Interface dataset entries:

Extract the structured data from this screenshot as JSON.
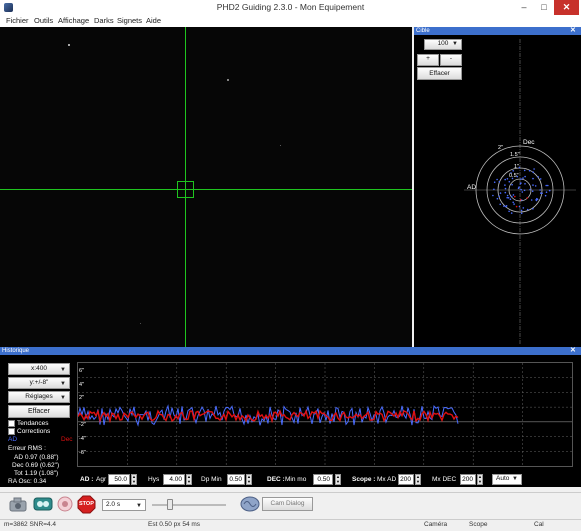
{
  "window": {
    "title": "PHD2 Guiding 2.3.0 - Mon Equipement",
    "min": "–",
    "max": "□",
    "close": "✕"
  },
  "menu": [
    "Fichier",
    "Outils",
    "Affichage",
    "Darks",
    "Signets",
    "Aide"
  ],
  "target": {
    "header": "Cible",
    "close": "✕",
    "scale_value": "100",
    "plus_label": "+",
    "minus_label": "-",
    "clear_label": "Effacer",
    "dec_label": "Dec",
    "ad_label": "AD",
    "rings": [
      "2\"",
      "1.5\"",
      "1\"",
      "0.5\""
    ]
  },
  "history": {
    "header": "Historique",
    "close": "✕",
    "x_scale": "x:400",
    "y_scale": "y:+/-8\"",
    "settings": "Réglages",
    "clear": "Effacer",
    "trends_label": "Tendances",
    "corrections_label": "Corrections",
    "ad_legend": "AD",
    "dec_legend": "Dec",
    "rms_title": "Erreur RMS :",
    "rms_ad": "AD 0.97 (0.88\")",
    "rms_dec": "Dec 0.69 (0.62\")",
    "rms_tot": "Tot 1.19 (1.08\")",
    "ra_osc": "RA Osc: 0.34",
    "y_ticks": [
      "6\"",
      "4\"",
      "2\"",
      "-2\"",
      "-4\"",
      "-6\""
    ],
    "ad_ctrl": "AD :",
    "agr_label": "Agr",
    "agr_value": "50.0",
    "hys_label": "Hys",
    "hys_value": "4.00",
    "dpmin_label": "Dp Min",
    "dpmin_value": "0.50",
    "dec_ctrl": "DEC :",
    "minmo_label": "Min mo",
    "minmo_value": "0.50",
    "scope_ctrl": "Scope :",
    "mxad_label": "Mx AD",
    "mxad_value": "200",
    "mxdec_label": "Mx DEC",
    "mxdec_value": "200",
    "mode_value": "Auto"
  },
  "toolbar": {
    "exposure": "2.0 s",
    "stop_label": "STOP",
    "cam_dialog": "Cam Dialog"
  },
  "status": {
    "star": "m=3862 SNR=4.4",
    "est": "Est  0.50 px  54 ms",
    "camera": "Caméra",
    "scope": "Scope",
    "cal": "Cal"
  },
  "colors": {
    "ra": "#4a6cff",
    "dec": "#e01010",
    "reticle": "#1fc41f",
    "panel_header": "#3c6fcc"
  }
}
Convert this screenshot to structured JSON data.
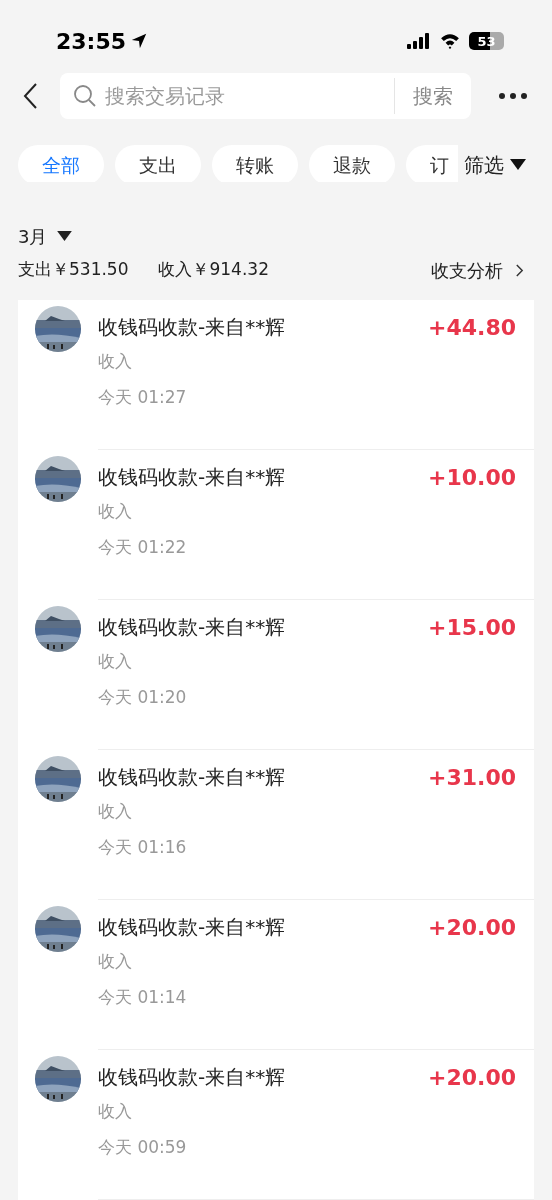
{
  "status_bar": {
    "time": "23:55",
    "battery": "53"
  },
  "search": {
    "placeholder": "搜索交易记录",
    "button": "搜索"
  },
  "tabs": [
    {
      "label": "全部",
      "selected": true
    },
    {
      "label": "支出",
      "selected": false
    },
    {
      "label": "转账",
      "selected": false
    },
    {
      "label": "退款",
      "selected": false
    },
    {
      "label": "订",
      "selected": false
    }
  ],
  "filter": "筛选",
  "month": "3月",
  "summary": {
    "expense": "支出￥531.50",
    "income": "收入￥914.32",
    "analysis": "收支分析"
  },
  "transactions": [
    {
      "title": "收钱码收款-来自**辉",
      "category": "收入",
      "time": "今天 01:27",
      "amount": "+44.80"
    },
    {
      "title": "收钱码收款-来自**辉",
      "category": "收入",
      "time": "今天 01:22",
      "amount": "+10.00"
    },
    {
      "title": "收钱码收款-来自**辉",
      "category": "收入",
      "time": "今天 01:20",
      "amount": "+15.00"
    },
    {
      "title": "收钱码收款-来自**辉",
      "category": "收入",
      "time": "今天 01:16",
      "amount": "+31.00"
    },
    {
      "title": "收钱码收款-来自**辉",
      "category": "收入",
      "time": "今天 01:14",
      "amount": "+20.00"
    },
    {
      "title": "收钱码收款-来自**辉",
      "category": "收入",
      "time": "今天 00:59",
      "amount": "+20.00"
    }
  ]
}
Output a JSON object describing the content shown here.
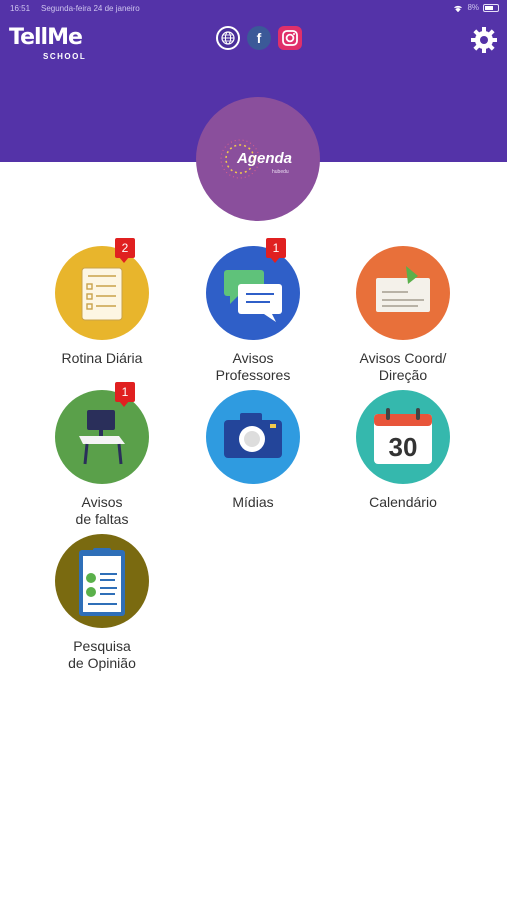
{
  "status_bar": {
    "time": "16:51",
    "date": "Segunda-feira 24 de janeiro",
    "battery": "8%"
  },
  "header": {
    "logo_title": "TellMe",
    "logo_subtitle": "SCHOOL",
    "social_icons": [
      "globe-icon",
      "facebook-icon",
      "instagram-icon"
    ],
    "facebook_letter": "f"
  },
  "agenda": {
    "title": "Agenda",
    "subtitle": "hubedu"
  },
  "colors": {
    "header_bg": "#5433a8",
    "agenda_bg": "#8a4f9c",
    "badge": "#e02020",
    "rotina": "#e8b52c",
    "avisos_prof": "#2f5fc8",
    "avisos_coord": "#e8703a",
    "avisos_faltas": "#5aa04a",
    "midias": "#2f9be0",
    "calendario": "#35b8ad",
    "pesquisa": "#7a6a10"
  },
  "tiles": [
    {
      "label": "Rotina Diária",
      "badge": "2",
      "icon": "checklist-icon"
    },
    {
      "label1": "Avisos",
      "label2": "Professores",
      "badge": "1",
      "icon": "chat-bubbles-icon"
    },
    {
      "label1": "Avisos Coord/",
      "label2": "Direção",
      "icon": "envelope-icon"
    },
    {
      "label1": "Avisos",
      "label2": "de faltas",
      "badge": "1",
      "icon": "school-desk-icon"
    },
    {
      "label": "Mídias",
      "icon": "camera-icon"
    },
    {
      "label": "Calendário",
      "icon": "calendar-icon",
      "day": "30"
    },
    {
      "label1": "Pesquisa",
      "label2": "de Opinião",
      "icon": "survey-clipboard-icon"
    }
  ]
}
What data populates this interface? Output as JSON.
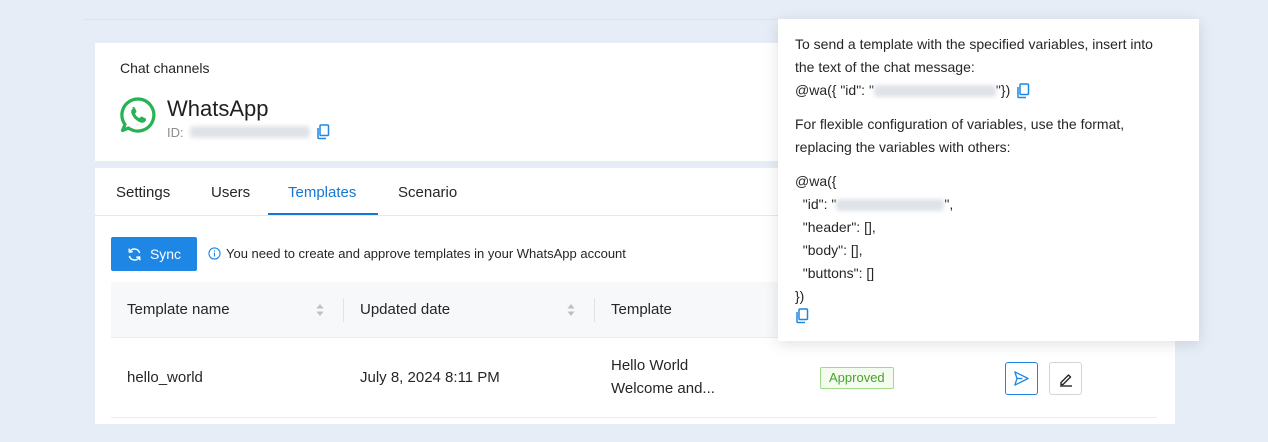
{
  "card": {
    "label": "Chat channels",
    "title": "WhatsApp",
    "id_label": "ID:"
  },
  "tabs": [
    "Settings",
    "Users",
    "Templates",
    "Scenario"
  ],
  "active_tab": "Templates",
  "toolbar": {
    "sync_label": "Sync",
    "notice": "You need to create and approve templates in your WhatsApp account"
  },
  "table": {
    "columns": [
      "Template name",
      "Updated date",
      "Template"
    ],
    "rows": [
      {
        "name": "hello_world",
        "updated": "July 8, 2024 8:11 PM",
        "template_line1": "Hello World",
        "template_line2": "Welcome and...",
        "status": "Approved"
      }
    ]
  },
  "popover": {
    "intro_line1": "To send a template with the specified variables, insert into",
    "intro_line2": "the text of the chat message:",
    "code_prefix": "@wa({ \"id\": \"",
    "code_suffix": "\"})",
    "flex_line1": "For flexible configuration of variables, use the format,",
    "flex_line2": "replacing the variables with others:",
    "block_open": "@wa({",
    "id_key": "  \"id\": \"",
    "id_end": "\",",
    "header_line": "  \"header\": [],",
    "body_line": "  \"body\": [],",
    "buttons_line": "  \"buttons\": []",
    "block_close": "})"
  },
  "colors": {
    "accent": "#1677d4",
    "whatsapp": "#25b353",
    "approved": "#4aa22c"
  }
}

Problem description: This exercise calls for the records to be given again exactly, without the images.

Answer box:
Extract the structured data from this screenshot as JSON.
{
  "window": {
    "title": "PHD2 Guiding 2.3.0 - Mon Equipement",
    "min": "–",
    "max": "□",
    "close": "✕"
  },
  "menu": [
    "Fichier",
    "Outils",
    "Affichage",
    "Darks",
    "Signets",
    "Aide"
  ],
  "target": {
    "header": "Cible",
    "close": "✕",
    "scale_value": "100",
    "plus_label": "+",
    "minus_label": "-",
    "clear_label": "Effacer",
    "dec_label": "Dec",
    "ad_label": "AD",
    "rings": [
      "2\"",
      "1.5\"",
      "1\"",
      "0.5\""
    ]
  },
  "history": {
    "header": "Historique",
    "close": "✕",
    "x_scale": "x:400",
    "y_scale": "y:+/-8\"",
    "settings": "Réglages",
    "clear": "Effacer",
    "trends_label": "Tendances",
    "corrections_label": "Corrections",
    "ad_legend": "AD",
    "dec_legend": "Dec",
    "rms_title": "Erreur RMS :",
    "rms_ad": "AD 0.97 (0.88\")",
    "rms_dec": "Dec 0.69 (0.62\")",
    "rms_tot": "Tot 1.19 (1.08\")",
    "ra_osc": "RA Osc: 0.34",
    "y_ticks": [
      "6\"",
      "4\"",
      "2\"",
      "-2\"",
      "-4\"",
      "-6\""
    ],
    "ad_ctrl": "AD :",
    "agr_label": "Agr",
    "agr_value": "50.0",
    "hys_label": "Hys",
    "hys_value": "4.00",
    "dpmin_label": "Dp Min",
    "dpmin_value": "0.50",
    "dec_ctrl": "DEC :",
    "minmo_label": "Min mo",
    "minmo_value": "0.50",
    "scope_ctrl": "Scope :",
    "mxad_label": "Mx AD",
    "mxad_value": "200",
    "mxdec_label": "Mx DEC",
    "mxdec_value": "200",
    "mode_value": "Auto"
  },
  "toolbar": {
    "exposure": "2.0 s",
    "stop_label": "STOP",
    "cam_dialog": "Cam Dialog"
  },
  "status": {
    "star": "m=3862 SNR=4.4",
    "est": "Est  0.50 px  54 ms",
    "camera": "Caméra",
    "scope": "Scope",
    "cal": "Cal"
  },
  "colors": {
    "ra": "#4a6cff",
    "dec": "#e01010",
    "reticle": "#1fc41f",
    "panel_header": "#3c6fcc"
  }
}
Convert this screenshot to structured JSON data.
{
  "status_bar": {
    "time": "23:55",
    "battery": "53"
  },
  "search": {
    "placeholder": "搜索交易记录",
    "button": "搜索"
  },
  "tabs": [
    {
      "label": "全部",
      "selected": true
    },
    {
      "label": "支出",
      "selected": false
    },
    {
      "label": "转账",
      "selected": false
    },
    {
      "label": "退款",
      "selected": false
    },
    {
      "label": "订",
      "selected": false
    }
  ],
  "filter": "筛选",
  "month": "3月",
  "summary": {
    "expense": "支出￥531.50",
    "income": "收入￥914.32",
    "analysis": "收支分析"
  },
  "transactions": [
    {
      "title": "收钱码收款-来自**辉",
      "category": "收入",
      "time": "今天 01:27",
      "amount": "+44.80"
    },
    {
      "title": "收钱码收款-来自**辉",
      "category": "收入",
      "time": "今天 01:22",
      "amount": "+10.00"
    },
    {
      "title": "收钱码收款-来自**辉",
      "category": "收入",
      "time": "今天 01:20",
      "amount": "+15.00"
    },
    {
      "title": "收钱码收款-来自**辉",
      "category": "收入",
      "time": "今天 01:16",
      "amount": "+31.00"
    },
    {
      "title": "收钱码收款-来自**辉",
      "category": "收入",
      "time": "今天 01:14",
      "amount": "+20.00"
    },
    {
      "title": "收钱码收款-来自**辉",
      "category": "收入",
      "time": "今天 00:59",
      "amount": "+20.00"
    }
  ]
}
Output a JSON object describing the content shown here.
{
  "status_bar": {
    "time": "16:51",
    "date": "Segunda-feira 24 de janeiro",
    "battery": "8%"
  },
  "header": {
    "logo_title": "TellMe",
    "logo_subtitle": "SCHOOL",
    "social_icons": [
      "globe-icon",
      "facebook-icon",
      "instagram-icon"
    ],
    "facebook_letter": "f"
  },
  "agenda": {
    "title": "Agenda",
    "subtitle": "hubedu"
  },
  "colors": {
    "header_bg": "#5433a8",
    "agenda_bg": "#8a4f9c",
    "badge": "#e02020",
    "rotina": "#e8b52c",
    "avisos_prof": "#2f5fc8",
    "avisos_coord": "#e8703a",
    "avisos_faltas": "#5aa04a",
    "midias": "#2f9be0",
    "calendario": "#35b8ad",
    "pesquisa": "#7a6a10"
  },
  "tiles": [
    {
      "label": "Rotina Diária",
      "badge": "2",
      "icon": "checklist-icon"
    },
    {
      "label1": "Avisos",
      "label2": "Professores",
      "badge": "1",
      "icon": "chat-bubbles-icon"
    },
    {
      "label1": "Avisos Coord/",
      "label2": "Direção",
      "icon": "envelope-icon"
    },
    {
      "label1": "Avisos",
      "label2": "de faltas",
      "badge": "1",
      "icon": "school-desk-icon"
    },
    {
      "label": "Mídias",
      "icon": "camera-icon"
    },
    {
      "label": "Calendário",
      "icon": "calendar-icon",
      "day": "30"
    },
    {
      "label1": "Pesquisa",
      "label2": "de Opinião",
      "icon": "survey-clipboard-icon"
    }
  ]
}
What data populates this interface? Output as JSON.
{
  "card": {
    "label": "Chat channels",
    "title": "WhatsApp",
    "id_label": "ID:"
  },
  "tabs": [
    "Settings",
    "Users",
    "Templates",
    "Scenario"
  ],
  "active_tab": "Templates",
  "toolbar": {
    "sync_label": "Sync",
    "notice": "You need to create and approve templates in your WhatsApp account"
  },
  "table": {
    "columns": [
      "Template name",
      "Updated date",
      "Template"
    ],
    "rows": [
      {
        "name": "hello_world",
        "updated": "July 8, 2024 8:11 PM",
        "template_line1": "Hello World",
        "template_line2": "Welcome and...",
        "status": "Approved"
      }
    ]
  },
  "popover": {
    "intro_line1": "To send a template with the specified variables, insert into",
    "intro_line2": "the text of the chat message:",
    "code_prefix": "@wa({ \"id\": \"",
    "code_suffix": "\"})",
    "flex_line1": "For flexible configuration of variables, use the format,",
    "flex_line2": "replacing the variables with others:",
    "block_open": "@wa({",
    "id_key": "  \"id\": \"",
    "id_end": "\",",
    "header_line": "  \"header\": [],",
    "body_line": "  \"body\": [],",
    "buttons_line": "  \"buttons\": []",
    "block_close": "})"
  },
  "colors": {
    "accent": "#1677d4",
    "whatsapp": "#25b353",
    "approved": "#4aa22c"
  }
}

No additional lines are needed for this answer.